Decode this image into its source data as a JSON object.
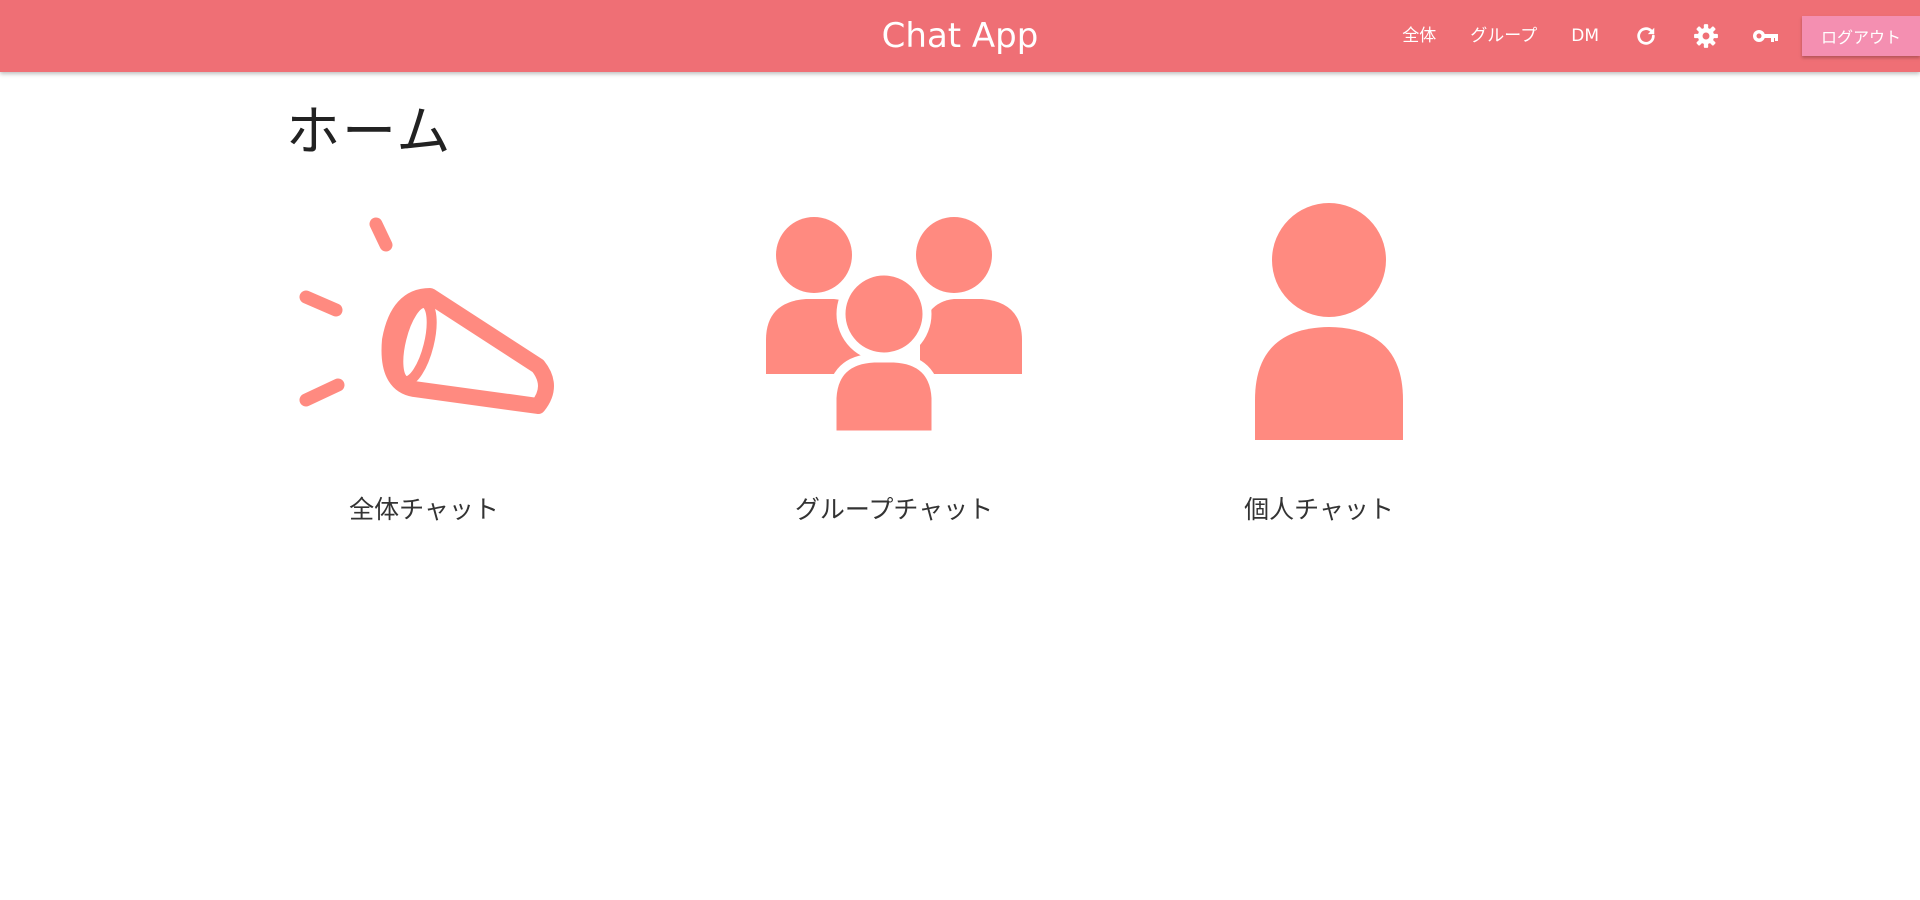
{
  "app": {
    "title": "Chat App"
  },
  "nav": {
    "links": [
      {
        "label": "全体"
      },
      {
        "label": "グループ"
      },
      {
        "label": "DM"
      }
    ],
    "icons": [
      "refresh-icon",
      "gear-icon",
      "key-icon"
    ],
    "logout_label": "ログアウト"
  },
  "page": {
    "title": "ホーム"
  },
  "cards": [
    {
      "label": "全体チャット",
      "icon": "megaphone-icon"
    },
    {
      "label": "グループチャット",
      "icon": "group-icon"
    },
    {
      "label": "個人チャット",
      "icon": "person-icon"
    }
  ],
  "colors": {
    "navbar": "#ef6f75",
    "accent_icon": "#ff8a80",
    "logout_button": "#f48fb1"
  }
}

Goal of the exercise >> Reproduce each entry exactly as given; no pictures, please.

Problem solution >>
Decode this image into its source data as a JSON object.
{
  "app": {
    "title": "Chat App"
  },
  "nav": {
    "links": [
      {
        "label": "全体"
      },
      {
        "label": "グループ"
      },
      {
        "label": "DM"
      }
    ],
    "icons": [
      "refresh-icon",
      "gear-icon",
      "key-icon"
    ],
    "logout_label": "ログアウト"
  },
  "page": {
    "title": "ホーム"
  },
  "cards": [
    {
      "label": "全体チャット",
      "icon": "megaphone-icon"
    },
    {
      "label": "グループチャット",
      "icon": "group-icon"
    },
    {
      "label": "個人チャット",
      "icon": "person-icon"
    }
  ],
  "colors": {
    "navbar": "#ef6f75",
    "accent_icon": "#ff8a80",
    "logout_button": "#f48fb1"
  }
}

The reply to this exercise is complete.